Exactly how many lines in this data contain the word "디바이스"? Only the number should be given.

Website and app data records
* * * * * * * * *
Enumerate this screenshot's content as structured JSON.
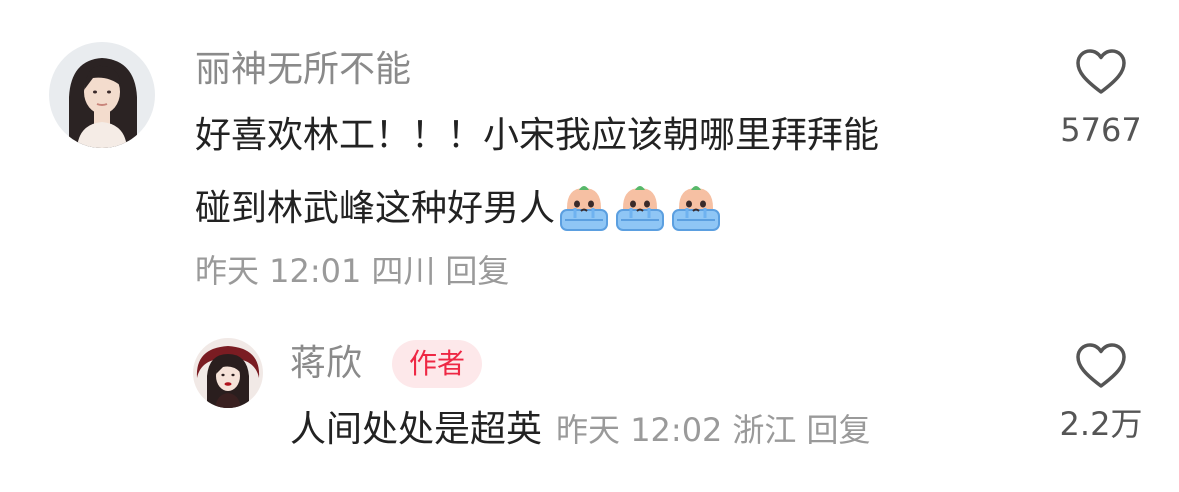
{
  "comments": [
    {
      "username": "丽神无所不能",
      "text_line1": "好喜欢林工！！！小宋我应该朝哪里拜拜能",
      "text_line2": "碰到林武峰这种好男人",
      "emojis": [
        "crying-face-emoji",
        "crying-face-emoji",
        "crying-face-emoji"
      ],
      "time": "昨天 12:01",
      "location": "四川",
      "reply_label": "回复",
      "like_count": "5767"
    },
    {
      "username": "蒋欣",
      "author_badge": "作者",
      "text": "人间处处是超英",
      "time": "昨天 12:02",
      "location": "浙江",
      "reply_label": "回复",
      "like_count": "2.2万"
    }
  ],
  "colors": {
    "username": "#8a8a8a",
    "meta": "#9a9a9a",
    "badge_bg": "#fde8ea",
    "badge_text": "#ee2744"
  }
}
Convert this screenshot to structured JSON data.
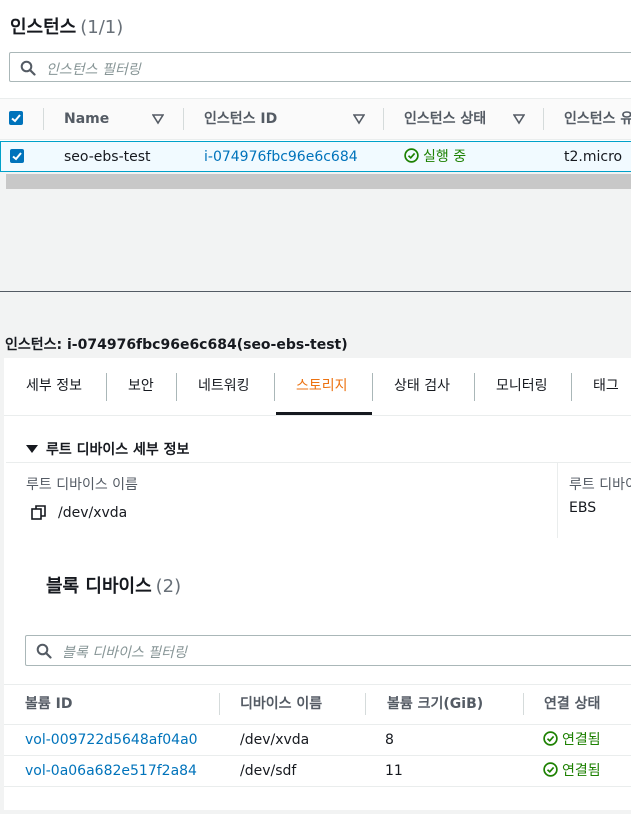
{
  "instances": {
    "title": "인스턴스",
    "count": "(1/1)",
    "filter_placeholder": "인스턴스 필터링",
    "columns": [
      "Name",
      "인스턴스 ID",
      "인스턴스 상태",
      "인스턴스 유"
    ],
    "rows": [
      {
        "name": "seo-ebs-test",
        "instance_id": "i-074976fbc96e6c684",
        "state": "실행 중",
        "type": "t2.micro"
      }
    ]
  },
  "detail": {
    "title_prefix": "인스턴스:",
    "title_value": "i-074976fbc96e6c684(seo-ebs-test)",
    "tabs": [
      "세부 정보",
      "보안",
      "네트워킹",
      "스토리지",
      "상태 검사",
      "모니터링",
      "태그"
    ],
    "active_tab": "스토리지",
    "root_section": {
      "heading": "루트 디바이스 세부 정보",
      "device_name_label": "루트 디바이스 이름",
      "device_name_value": "/dev/xvda",
      "device_type_label": "루트 디바이",
      "device_type_value": "EBS"
    },
    "block_devices": {
      "title": "블록 디바이스",
      "count": "(2)",
      "filter_placeholder": "블록 디바이스 필터링",
      "columns": [
        "볼륨 ID",
        "디바이스 이름",
        "볼륨 크기(GiB)",
        "연결 상태"
      ],
      "rows": [
        {
          "volume_id": "vol-009722d5648af04a0",
          "device": "/dev/xvda",
          "size": "8",
          "status": "연결됨"
        },
        {
          "volume_id": "vol-0a06a682e517f2a84",
          "device": "/dev/sdf",
          "size": "11",
          "status": "연결됨"
        }
      ]
    }
  },
  "colors": {
    "accent": "#0073bb",
    "success": "#1d8102",
    "active_tab": "#ec7211"
  }
}
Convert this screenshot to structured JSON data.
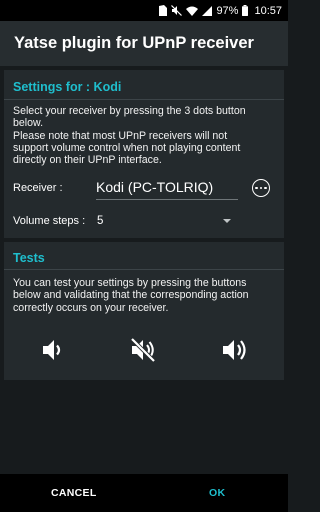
{
  "status_bar": {
    "battery": "97%",
    "time": "10:57",
    "icons": [
      "sim-card-icon",
      "mute-icon",
      "wifi-icon",
      "signal-icon",
      "battery-icon"
    ]
  },
  "header": {
    "title": "Yatse plugin for UPnP receiver"
  },
  "settings": {
    "title": "Settings for : Kodi",
    "description_lines": [
      "Select your receiver by pressing the 3 dots button",
      "below.",
      "Please note that most UPnP receivers will not",
      "support volume control when not playing content",
      "directly on their UPnP interface."
    ],
    "receiver_label": "Receiver :",
    "receiver_value": "Kodi (PC-TOLRIQ)",
    "volume_steps_label": "Volume steps :",
    "volume_steps_value": "5"
  },
  "tests": {
    "title": "Tests",
    "description_lines": [
      "You can test your settings by pressing the buttons",
      "below and validating that the corresponding action",
      "correctly occurs on your receiver."
    ],
    "buttons": [
      "volume-down-icon",
      "volume-mute-icon",
      "volume-up-icon"
    ]
  },
  "footer": {
    "cancel_label": "CANCEL",
    "ok_label": "OK"
  },
  "colors": {
    "accent": "#1fbecd",
    "background": "#171b1d",
    "header": "#272d30",
    "section": "#242a2d"
  }
}
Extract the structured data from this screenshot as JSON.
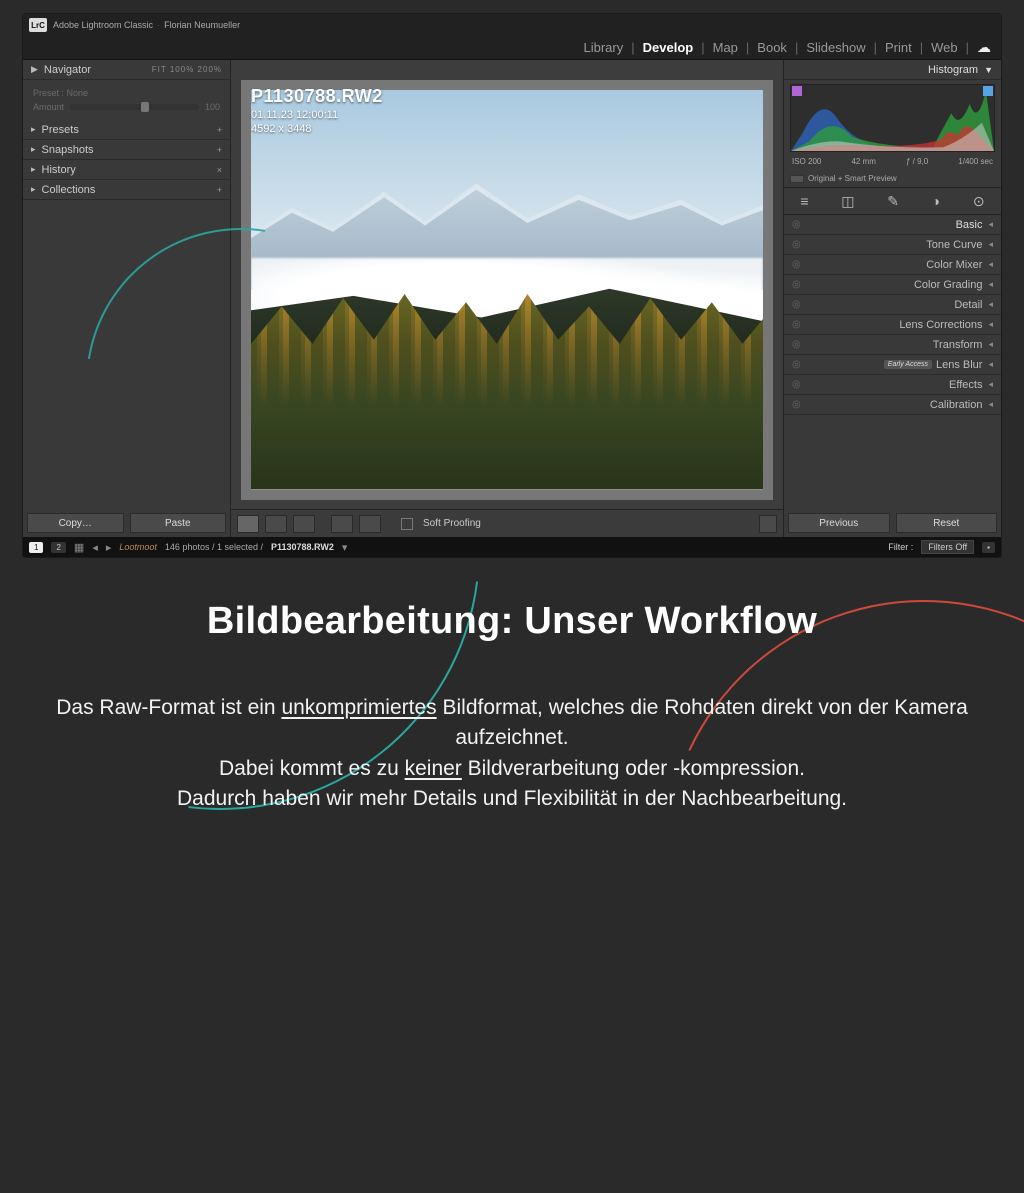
{
  "titlebar": {
    "app_name": "Adobe Lightroom Classic",
    "user_name": "Florian Neumueller",
    "logo": "LrC"
  },
  "menubar": {
    "items": [
      "Library",
      "Develop",
      "Map",
      "Book",
      "Slideshow",
      "Print",
      "Web"
    ],
    "active_index": 1,
    "cloud_icon": "cloud-icon"
  },
  "left": {
    "navigator": {
      "label": "Navigator",
      "modes": "FIT   100%   200%"
    },
    "preset_box": {
      "preset_label": "Preset : None",
      "amount_label": "Amount",
      "amount_value": "100"
    },
    "panels": [
      {
        "label": "Presets",
        "suffix": "+"
      },
      {
        "label": "Snapshots",
        "suffix": "+"
      },
      {
        "label": "History",
        "suffix": "×"
      },
      {
        "label": "Collections",
        "suffix": "+"
      }
    ],
    "copy_label": "Copy…",
    "paste_label": "Paste"
  },
  "center": {
    "filename": "P1130788.RW2",
    "datetime": "01.11.23 12:00:11",
    "dimensions": "4592 x 3448",
    "soft_proofing": "Soft Proofing"
  },
  "right": {
    "histogram_label": "Histogram",
    "meta": {
      "iso": "ISO 200",
      "focal": "42 mm",
      "aperture": "ƒ / 9,0",
      "shutter": "1/400 sec"
    },
    "preview_label": "Original + Smart Preview",
    "tools": [
      "sliders-icon",
      "crop-icon",
      "heal-icon",
      "mask-icon",
      "redeye-icon"
    ],
    "panels": [
      {
        "label": "Basic",
        "bold": true
      },
      {
        "label": "Tone Curve"
      },
      {
        "label": "Color Mixer"
      },
      {
        "label": "Color Grading"
      },
      {
        "label": "Detail"
      },
      {
        "label": "Lens Corrections"
      },
      {
        "label": "Transform"
      },
      {
        "label": "Lens Blur",
        "badge": "Early Access"
      },
      {
        "label": "Effects"
      },
      {
        "label": "Calibration"
      }
    ],
    "previous_label": "Previous",
    "reset_label": "Reset"
  },
  "statusbar": {
    "index1": "1",
    "index2": "2",
    "brand": "Lootmoot",
    "count_text": "146 photos / 1 selected /",
    "current_file": "P1130788.RW2",
    "filter_label": "Filter :",
    "filter_value": "Filters Off"
  },
  "article": {
    "title": "Bildbearbeitung: Unser Workflow",
    "p1a": "Das Raw-Format ist ein ",
    "p1u": "unkomprimiertes",
    "p1b": " Bildformat, welches die Rohdaten direkt von der Kamera aufzeichnet.",
    "p2a": "Dabei kommt es zu ",
    "p2u": "keiner",
    "p2b": " Bildverarbeitung oder -kompression.",
    "p3": "Dadurch haben wir mehr Details und Flexibilität in der Nachbearbeitung."
  }
}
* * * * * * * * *
Expected answer: 5